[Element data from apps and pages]
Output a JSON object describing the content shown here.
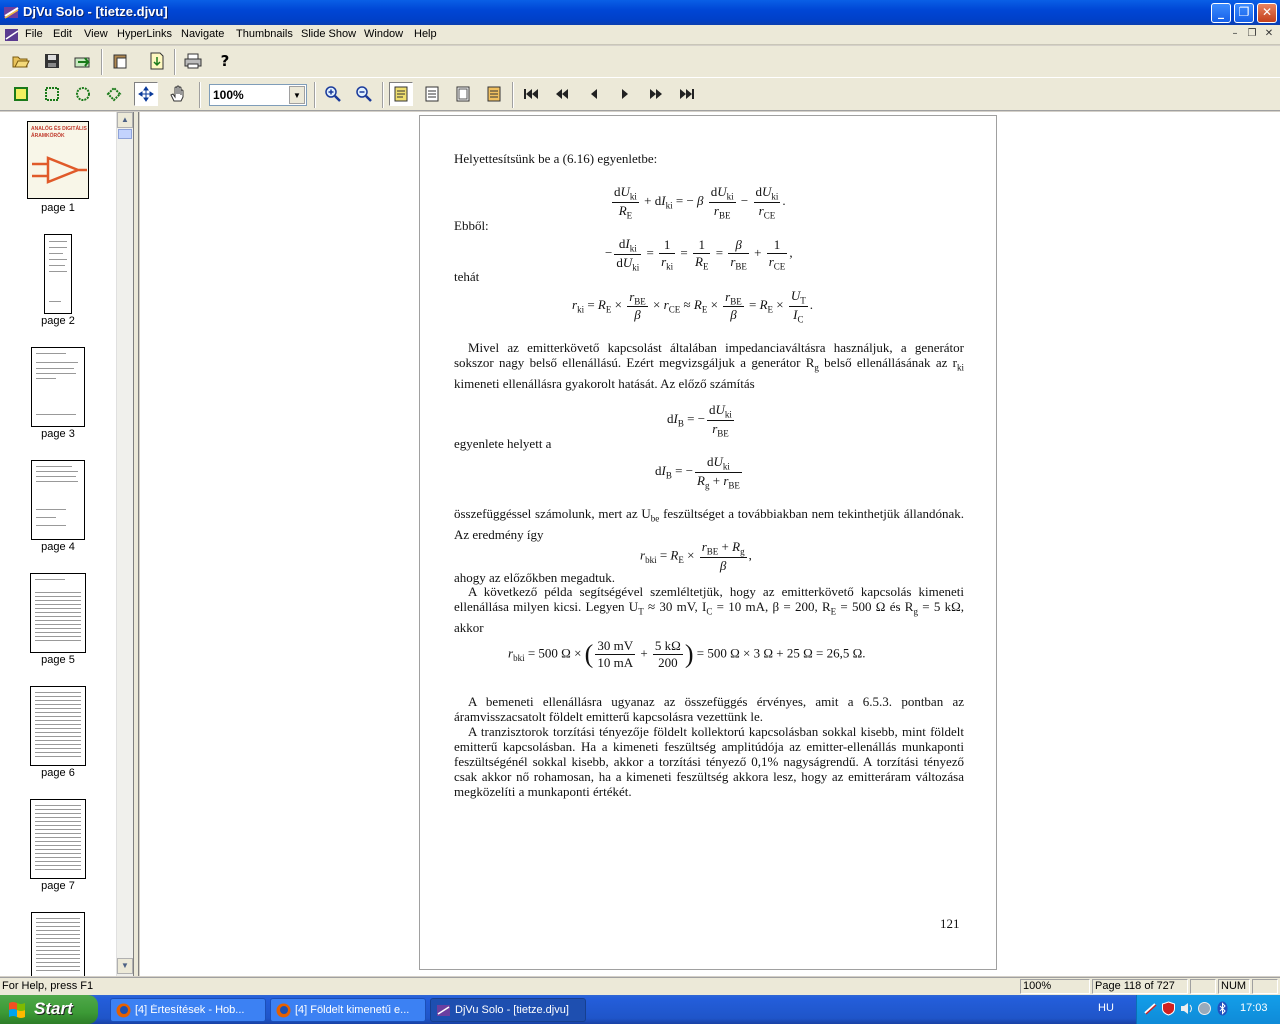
{
  "window": {
    "title": "DjVu Solo - [tietze.djvu]"
  },
  "menu": [
    "File",
    "Edit",
    "View",
    "HyperLinks",
    "Navigate",
    "Thumbnails",
    "Slide Show",
    "Window",
    "Help"
  ],
  "toolbar1": [
    "open-icon",
    "save-icon",
    "export-icon",
    "paste-icon",
    "import-icon",
    "print-icon",
    "help-icon"
  ],
  "toolbar2": {
    "zoom_value": "100%",
    "tools": [
      "select-page-icon",
      "select-rect-icon",
      "select-ellipse-icon",
      "select-shape-icon",
      "move-icon",
      "hand-icon"
    ],
    "zoom_buttons": [
      "zoom-in-icon",
      "zoom-out-icon"
    ],
    "view_buttons": [
      "single-page-icon",
      "fit-width-icon",
      "fit-page-icon",
      "continuous-icon"
    ],
    "nav_buttons": [
      "first-page-icon",
      "back-icon",
      "prev-page-icon",
      "next-page-icon",
      "forward-icon",
      "last-page-icon"
    ]
  },
  "thumbnails": {
    "pages": [
      "page 1",
      "page 2",
      "page 3",
      "page 4",
      "page 5",
      "page 6",
      "page 7"
    ],
    "cover_text": "ANALÓG ÉS DIGITÁLIS ÁRAMKÖRÖK"
  },
  "document": {
    "lines": {
      "l1": "Helyettesítsünk be a (6.16) egyenletbe:",
      "l2": "Ebből:",
      "l3": "tehát",
      "p1": "Mivel az emitterkövető kapcsolást általában impedanciaváltásra használjuk, a generátor sokszor nagy belső ellenállású. Ezért megvizsgáljuk a generátor R",
      "p1_sub": "g",
      "p1b": " belső ellenállásának az r",
      "p1b_sub": "ki",
      "p1c": " kimeneti ellenállásra gyakorolt hatását. Az előző számítás",
      "l4": "egyenlete helyett a",
      "p2a": "összefüggéssel számolunk, mert az U",
      "p2_sub": "be",
      "p2b": " feszültséget a továbbiakban nem tekinthetjük állandónak. Az eredmény így",
      "l5": "ahogy az előzőkben megadtuk.",
      "p3": "A következő példa segítségével szemléltetjük, hogy az emitterkövető kapcsolás kimeneti ellenállása milyen kicsi. Legyen U",
      "p3_sub1": "T",
      "p3b": " ≈ 30 mV, I",
      "p3_sub2": "C",
      "p3c": " = 10 mA, β = 200, R",
      "p3_sub3": "E",
      "p3d": " = 500 Ω és R",
      "p3_sub4": "g",
      "p3e": " = 5 kΩ, akkor",
      "p4": "A bemeneti ellenállásra ugyanaz az összefüggés érvényes, amit a 6.5.3. pontban az áramvisszacsatolt földelt emitterű kapcsolásra vezettünk le.",
      "p5": "A tranzisztorok torzítási tényezője földelt kollektorú kapcsolásban sokkal kisebb, mint földelt emitterű kapcsolásban. Ha a kimeneti feszültség amplitúdója az emitter-ellenállás munkaponti feszültségénél sokkal kisebb, akkor a torzítási tényező 0,1% nagyságrendű. A torzítási tényező csak akkor nő rohamosan, ha a kimeneti feszültség akkora lesz, hogy az emitteráram változása megközelíti a munkaponti értékét."
    },
    "eq5_tail": "= 500 Ω × 3 Ω + 25 Ω = 26,5 Ω.",
    "page_number": "121"
  },
  "statusbar": {
    "help": "For Help, press F1",
    "zoom": "100%",
    "page": "Page 118 of 727",
    "num": "NUM"
  },
  "taskbar": {
    "start": "Start",
    "tasks": [
      "[4] Értesítések - Hob...",
      "[4] Földelt kimenetű e...",
      "DjVu Solo - [tietze.djvu]"
    ],
    "lang": "HU",
    "clock": "17:03"
  }
}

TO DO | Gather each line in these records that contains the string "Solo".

COMPLETED TASK |
    "title": "DjVu Solo - [tietze.djvu]"
      "DjVu Solo - [tietze.djvu]"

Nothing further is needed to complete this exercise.